Bahrain's top court has upheld prison sentences against 13 opposition figures charged with plotting to overthrow the Gulf state's minority Sunni rulers in a 2011 uprising.
In a ruling Monday, the Bahraini court rejected appeals from all 13 dissidents, most of whom are majority Shi'ites. Eight of the defendants had been sentenced to life is prison by lower courts, while the other five had received terms of five to 15 years.
The opposition activists were convicted of forming “terrorist” groups to overthrow Bahrain's ruling Al Khalifa family and engaging in “intelligence contacts” with foreign powers — a reference to Shi'ite-majority Iran and Lebanese Shi'ite militant group Hezbollah.

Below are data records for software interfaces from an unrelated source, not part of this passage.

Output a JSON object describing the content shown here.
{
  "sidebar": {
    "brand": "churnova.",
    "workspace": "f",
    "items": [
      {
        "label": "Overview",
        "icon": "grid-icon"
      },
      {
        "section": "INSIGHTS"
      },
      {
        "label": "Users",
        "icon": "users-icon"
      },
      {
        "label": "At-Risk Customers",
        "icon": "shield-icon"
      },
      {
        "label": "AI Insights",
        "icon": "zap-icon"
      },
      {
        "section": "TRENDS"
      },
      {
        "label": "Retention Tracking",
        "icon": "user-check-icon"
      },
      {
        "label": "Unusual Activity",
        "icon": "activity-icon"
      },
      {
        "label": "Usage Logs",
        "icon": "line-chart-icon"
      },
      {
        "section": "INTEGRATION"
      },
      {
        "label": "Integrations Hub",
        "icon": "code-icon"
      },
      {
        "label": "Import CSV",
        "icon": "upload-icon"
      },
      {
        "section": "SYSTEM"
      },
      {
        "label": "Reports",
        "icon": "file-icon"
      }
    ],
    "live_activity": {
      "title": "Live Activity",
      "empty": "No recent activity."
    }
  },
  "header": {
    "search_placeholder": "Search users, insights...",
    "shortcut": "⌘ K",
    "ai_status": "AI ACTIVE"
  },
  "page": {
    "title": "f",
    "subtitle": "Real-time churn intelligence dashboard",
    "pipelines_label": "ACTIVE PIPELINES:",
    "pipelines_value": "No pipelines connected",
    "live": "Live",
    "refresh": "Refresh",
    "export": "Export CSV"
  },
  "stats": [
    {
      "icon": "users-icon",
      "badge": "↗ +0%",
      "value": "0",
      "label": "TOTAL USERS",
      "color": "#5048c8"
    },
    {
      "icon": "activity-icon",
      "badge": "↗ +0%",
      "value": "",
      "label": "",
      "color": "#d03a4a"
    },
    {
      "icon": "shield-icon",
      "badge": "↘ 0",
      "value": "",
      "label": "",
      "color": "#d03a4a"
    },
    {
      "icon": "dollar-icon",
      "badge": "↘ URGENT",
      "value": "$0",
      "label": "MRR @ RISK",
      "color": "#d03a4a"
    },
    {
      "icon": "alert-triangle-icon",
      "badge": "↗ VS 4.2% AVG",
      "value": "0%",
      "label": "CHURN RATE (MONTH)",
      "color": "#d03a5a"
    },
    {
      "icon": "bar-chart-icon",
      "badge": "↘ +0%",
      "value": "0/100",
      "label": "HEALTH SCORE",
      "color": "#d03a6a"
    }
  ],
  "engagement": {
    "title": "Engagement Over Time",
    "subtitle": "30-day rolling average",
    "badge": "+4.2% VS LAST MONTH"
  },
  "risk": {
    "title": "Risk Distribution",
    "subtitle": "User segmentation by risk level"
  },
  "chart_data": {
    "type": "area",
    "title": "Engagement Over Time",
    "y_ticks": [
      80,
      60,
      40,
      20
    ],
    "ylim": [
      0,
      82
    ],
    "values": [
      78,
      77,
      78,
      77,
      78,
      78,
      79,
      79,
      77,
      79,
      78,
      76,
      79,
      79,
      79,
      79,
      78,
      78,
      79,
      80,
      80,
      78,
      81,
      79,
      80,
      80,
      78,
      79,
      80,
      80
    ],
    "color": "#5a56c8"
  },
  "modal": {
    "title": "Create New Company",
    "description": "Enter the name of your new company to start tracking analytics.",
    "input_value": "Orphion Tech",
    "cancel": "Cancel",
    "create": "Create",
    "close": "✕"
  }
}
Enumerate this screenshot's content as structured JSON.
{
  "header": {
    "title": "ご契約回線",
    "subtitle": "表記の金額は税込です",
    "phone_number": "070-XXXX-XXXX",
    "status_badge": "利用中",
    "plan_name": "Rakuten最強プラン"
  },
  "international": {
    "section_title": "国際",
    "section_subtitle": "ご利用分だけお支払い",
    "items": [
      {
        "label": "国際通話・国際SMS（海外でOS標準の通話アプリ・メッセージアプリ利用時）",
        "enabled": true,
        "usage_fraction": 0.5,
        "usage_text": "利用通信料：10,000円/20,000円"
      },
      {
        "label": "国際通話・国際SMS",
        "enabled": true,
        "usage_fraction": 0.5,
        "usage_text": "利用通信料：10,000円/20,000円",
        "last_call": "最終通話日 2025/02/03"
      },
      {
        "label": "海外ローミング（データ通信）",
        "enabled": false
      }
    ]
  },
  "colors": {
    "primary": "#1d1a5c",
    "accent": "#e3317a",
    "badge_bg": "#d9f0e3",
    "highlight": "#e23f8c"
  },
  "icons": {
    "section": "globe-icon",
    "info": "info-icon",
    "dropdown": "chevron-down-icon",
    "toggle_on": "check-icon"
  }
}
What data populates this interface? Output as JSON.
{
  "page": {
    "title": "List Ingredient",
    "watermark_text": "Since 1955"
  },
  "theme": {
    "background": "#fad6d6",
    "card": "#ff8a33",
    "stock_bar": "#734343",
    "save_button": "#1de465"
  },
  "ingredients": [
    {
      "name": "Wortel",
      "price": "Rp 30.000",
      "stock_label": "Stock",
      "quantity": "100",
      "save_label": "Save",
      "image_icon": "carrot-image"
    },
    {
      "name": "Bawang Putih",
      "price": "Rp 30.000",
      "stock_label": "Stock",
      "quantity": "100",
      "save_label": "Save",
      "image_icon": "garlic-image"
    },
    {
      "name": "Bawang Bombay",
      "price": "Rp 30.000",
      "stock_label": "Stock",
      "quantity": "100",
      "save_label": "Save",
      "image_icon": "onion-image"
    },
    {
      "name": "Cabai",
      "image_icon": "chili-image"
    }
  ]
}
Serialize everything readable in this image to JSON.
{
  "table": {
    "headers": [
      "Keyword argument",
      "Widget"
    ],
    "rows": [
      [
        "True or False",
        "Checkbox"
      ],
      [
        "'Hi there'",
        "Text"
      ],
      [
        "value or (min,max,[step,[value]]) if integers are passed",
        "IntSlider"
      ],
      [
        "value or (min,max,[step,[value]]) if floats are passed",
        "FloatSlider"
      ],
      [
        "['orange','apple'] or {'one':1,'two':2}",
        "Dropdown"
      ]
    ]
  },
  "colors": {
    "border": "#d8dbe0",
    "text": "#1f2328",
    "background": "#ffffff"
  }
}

Iran denies providing anything more than moral support to Bahraini Shi'ites.
The Bahraini dissidents helped to launch mass anti-government protests in February 2011, demanding democratic reforms and an end to the Sunni monarchy's perceived discrimination against the Shi'ite majority.
Bahrain's main Shi'ite opposition group, Wefaq, responded to the upholding of the dissidents' prison terms by accusing the government of “political persecution.” In messages posted on its Twitter feed, Wefaq said the “revolution continues and the sentences … will energize it.” International rights groups have called on Bahrain to release the opposition figures.
One of those sentenced to life in prison is Abdulhadi al-Khawaja, a rights activist who held a 110-day hunger strike last year to protest his detention. Two other dissidents who received life terms are leaders of the Shi'ite opposition Haq movement — Hassan Mashaima and Abduljalil al-Singace.
In addition to the 13 defendants, the court upheld prison terms for another seven dissidents who were tried in absentia and remain on the run.
Bahrain's 2011 protest movement was inspired by pro-democracy uprisings unfolding in other Arab nations at the time. The Bahraini government crushed the demonstrations in March that year, sending security forces to clear a protest encampment in Manama and bringing in troops from neighboring Sunni-led Gulf states to restore order.
Frequent street battles between Bahraini security forces and Shi'ite demonstrators have continued, mostly outside of Manama. At least 55 people have been killed since the uprising began.